**Your objective**
Search the data for "JSON". Each line containing it is to be copied.

**Supplied records**
=-=-=

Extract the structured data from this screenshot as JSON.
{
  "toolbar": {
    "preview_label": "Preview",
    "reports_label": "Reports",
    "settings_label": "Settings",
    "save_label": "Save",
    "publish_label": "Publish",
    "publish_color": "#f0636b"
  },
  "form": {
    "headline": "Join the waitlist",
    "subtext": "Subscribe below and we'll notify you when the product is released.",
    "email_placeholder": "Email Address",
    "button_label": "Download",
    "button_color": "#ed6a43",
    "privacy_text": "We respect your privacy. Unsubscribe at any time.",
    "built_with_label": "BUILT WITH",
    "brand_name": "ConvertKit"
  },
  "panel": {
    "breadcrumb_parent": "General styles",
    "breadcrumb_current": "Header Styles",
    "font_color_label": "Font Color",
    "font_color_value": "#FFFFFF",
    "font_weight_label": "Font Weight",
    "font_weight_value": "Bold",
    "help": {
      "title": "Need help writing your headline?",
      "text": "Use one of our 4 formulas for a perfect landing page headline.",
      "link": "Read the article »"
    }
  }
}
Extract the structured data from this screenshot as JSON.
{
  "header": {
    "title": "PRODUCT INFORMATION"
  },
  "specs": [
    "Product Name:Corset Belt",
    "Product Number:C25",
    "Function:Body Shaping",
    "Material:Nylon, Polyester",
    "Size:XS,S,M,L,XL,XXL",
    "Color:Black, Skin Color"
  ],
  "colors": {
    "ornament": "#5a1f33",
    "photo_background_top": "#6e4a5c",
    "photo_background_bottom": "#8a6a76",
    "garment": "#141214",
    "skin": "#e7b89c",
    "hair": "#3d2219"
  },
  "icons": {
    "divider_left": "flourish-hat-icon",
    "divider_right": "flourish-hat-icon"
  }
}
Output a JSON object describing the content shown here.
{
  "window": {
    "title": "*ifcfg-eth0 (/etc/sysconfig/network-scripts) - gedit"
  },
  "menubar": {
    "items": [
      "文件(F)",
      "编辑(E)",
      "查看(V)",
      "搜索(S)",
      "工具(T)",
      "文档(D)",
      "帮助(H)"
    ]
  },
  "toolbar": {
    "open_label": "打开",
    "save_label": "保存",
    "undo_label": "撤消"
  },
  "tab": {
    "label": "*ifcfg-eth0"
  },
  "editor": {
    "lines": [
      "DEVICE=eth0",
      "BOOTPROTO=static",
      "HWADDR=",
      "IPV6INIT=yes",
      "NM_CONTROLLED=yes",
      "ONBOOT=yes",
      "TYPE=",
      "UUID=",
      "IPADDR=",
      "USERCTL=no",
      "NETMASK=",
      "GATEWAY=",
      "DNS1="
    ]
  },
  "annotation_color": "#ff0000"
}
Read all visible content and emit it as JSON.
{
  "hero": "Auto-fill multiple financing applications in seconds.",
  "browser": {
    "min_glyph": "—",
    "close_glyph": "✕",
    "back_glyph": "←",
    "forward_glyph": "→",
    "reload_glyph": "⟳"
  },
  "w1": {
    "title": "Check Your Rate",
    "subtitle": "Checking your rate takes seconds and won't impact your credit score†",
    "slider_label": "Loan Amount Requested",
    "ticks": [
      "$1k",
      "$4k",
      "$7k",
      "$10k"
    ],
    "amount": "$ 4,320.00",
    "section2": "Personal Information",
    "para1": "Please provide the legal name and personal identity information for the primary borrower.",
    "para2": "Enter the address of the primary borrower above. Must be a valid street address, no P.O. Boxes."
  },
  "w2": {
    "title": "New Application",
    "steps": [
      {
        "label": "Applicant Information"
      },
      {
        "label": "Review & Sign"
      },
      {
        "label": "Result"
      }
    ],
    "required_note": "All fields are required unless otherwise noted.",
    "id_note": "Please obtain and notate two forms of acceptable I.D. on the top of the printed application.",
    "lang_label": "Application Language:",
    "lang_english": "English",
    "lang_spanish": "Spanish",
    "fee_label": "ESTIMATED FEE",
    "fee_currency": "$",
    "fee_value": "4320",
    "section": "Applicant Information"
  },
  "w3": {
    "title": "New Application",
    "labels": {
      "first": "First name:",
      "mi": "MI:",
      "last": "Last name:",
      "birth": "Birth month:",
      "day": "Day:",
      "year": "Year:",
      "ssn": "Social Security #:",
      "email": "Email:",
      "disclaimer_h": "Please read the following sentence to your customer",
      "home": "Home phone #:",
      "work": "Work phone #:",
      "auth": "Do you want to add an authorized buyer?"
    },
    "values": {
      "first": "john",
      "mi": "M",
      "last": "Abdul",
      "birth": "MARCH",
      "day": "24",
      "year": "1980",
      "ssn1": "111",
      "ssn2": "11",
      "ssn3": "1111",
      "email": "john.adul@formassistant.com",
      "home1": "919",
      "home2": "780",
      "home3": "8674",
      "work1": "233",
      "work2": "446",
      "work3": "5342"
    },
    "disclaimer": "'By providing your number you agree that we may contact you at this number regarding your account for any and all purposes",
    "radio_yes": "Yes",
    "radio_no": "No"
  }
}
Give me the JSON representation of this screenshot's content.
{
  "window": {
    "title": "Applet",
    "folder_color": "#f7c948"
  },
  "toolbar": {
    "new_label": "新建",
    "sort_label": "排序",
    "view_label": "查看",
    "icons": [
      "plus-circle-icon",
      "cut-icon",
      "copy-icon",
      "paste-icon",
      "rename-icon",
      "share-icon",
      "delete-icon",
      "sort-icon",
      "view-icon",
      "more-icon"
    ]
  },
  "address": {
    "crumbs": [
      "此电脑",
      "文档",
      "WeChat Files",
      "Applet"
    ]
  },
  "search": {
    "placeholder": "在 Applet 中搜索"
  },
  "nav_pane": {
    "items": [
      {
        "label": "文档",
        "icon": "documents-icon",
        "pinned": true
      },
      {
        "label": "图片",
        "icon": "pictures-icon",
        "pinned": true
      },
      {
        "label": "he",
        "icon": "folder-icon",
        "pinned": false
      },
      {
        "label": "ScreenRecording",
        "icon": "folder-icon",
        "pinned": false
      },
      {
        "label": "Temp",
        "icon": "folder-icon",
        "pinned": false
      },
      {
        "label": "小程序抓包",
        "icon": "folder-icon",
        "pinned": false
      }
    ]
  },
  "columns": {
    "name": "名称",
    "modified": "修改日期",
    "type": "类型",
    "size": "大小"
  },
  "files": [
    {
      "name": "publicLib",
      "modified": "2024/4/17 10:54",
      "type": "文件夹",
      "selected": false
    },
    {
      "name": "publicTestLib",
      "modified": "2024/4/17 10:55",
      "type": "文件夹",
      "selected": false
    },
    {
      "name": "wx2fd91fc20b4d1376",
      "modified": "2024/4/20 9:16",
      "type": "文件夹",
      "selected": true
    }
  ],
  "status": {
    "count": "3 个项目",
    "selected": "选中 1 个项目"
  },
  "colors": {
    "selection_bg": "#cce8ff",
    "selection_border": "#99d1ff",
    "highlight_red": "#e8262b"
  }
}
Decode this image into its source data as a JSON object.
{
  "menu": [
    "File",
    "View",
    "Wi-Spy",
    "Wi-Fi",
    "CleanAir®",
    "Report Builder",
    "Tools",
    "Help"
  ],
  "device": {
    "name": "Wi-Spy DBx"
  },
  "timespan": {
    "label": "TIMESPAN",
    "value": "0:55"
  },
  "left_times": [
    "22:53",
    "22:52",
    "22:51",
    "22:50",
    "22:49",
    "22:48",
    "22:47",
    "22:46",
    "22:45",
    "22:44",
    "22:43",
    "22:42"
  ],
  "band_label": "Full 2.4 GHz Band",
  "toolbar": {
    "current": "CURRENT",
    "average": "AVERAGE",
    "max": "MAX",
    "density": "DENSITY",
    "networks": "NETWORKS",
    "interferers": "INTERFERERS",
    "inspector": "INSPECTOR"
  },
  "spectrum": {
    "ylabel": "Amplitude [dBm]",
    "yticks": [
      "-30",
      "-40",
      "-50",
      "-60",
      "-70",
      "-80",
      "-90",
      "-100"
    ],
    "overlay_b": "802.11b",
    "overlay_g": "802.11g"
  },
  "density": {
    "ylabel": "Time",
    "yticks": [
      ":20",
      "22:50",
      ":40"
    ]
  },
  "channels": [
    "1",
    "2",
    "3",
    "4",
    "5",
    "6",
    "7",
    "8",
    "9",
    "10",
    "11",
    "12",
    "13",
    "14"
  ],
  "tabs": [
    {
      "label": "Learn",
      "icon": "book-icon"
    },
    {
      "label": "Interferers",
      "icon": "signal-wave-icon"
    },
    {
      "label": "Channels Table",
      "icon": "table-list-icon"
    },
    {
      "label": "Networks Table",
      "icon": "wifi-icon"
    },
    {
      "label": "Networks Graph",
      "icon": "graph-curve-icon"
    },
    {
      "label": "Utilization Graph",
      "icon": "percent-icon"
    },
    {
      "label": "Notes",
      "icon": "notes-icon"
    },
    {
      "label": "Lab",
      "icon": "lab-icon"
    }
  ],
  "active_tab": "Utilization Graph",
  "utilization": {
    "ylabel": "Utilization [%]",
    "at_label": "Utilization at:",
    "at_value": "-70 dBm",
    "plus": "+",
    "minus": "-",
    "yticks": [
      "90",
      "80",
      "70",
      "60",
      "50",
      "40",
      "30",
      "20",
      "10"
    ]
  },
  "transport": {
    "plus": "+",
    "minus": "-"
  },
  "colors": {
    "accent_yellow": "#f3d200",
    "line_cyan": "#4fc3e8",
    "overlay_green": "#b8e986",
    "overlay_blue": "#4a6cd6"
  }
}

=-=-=

**Solution for this task**
Extract the structured data from this screenshot as JSON.
Extract the structured data from this screenshot as JSON.
Output a JSON object describing the content shown here.
Read all visible content and emit it as JSON.
Give me the JSON representation of this screenshot's content.
Decode this image into its source data as a JSON object.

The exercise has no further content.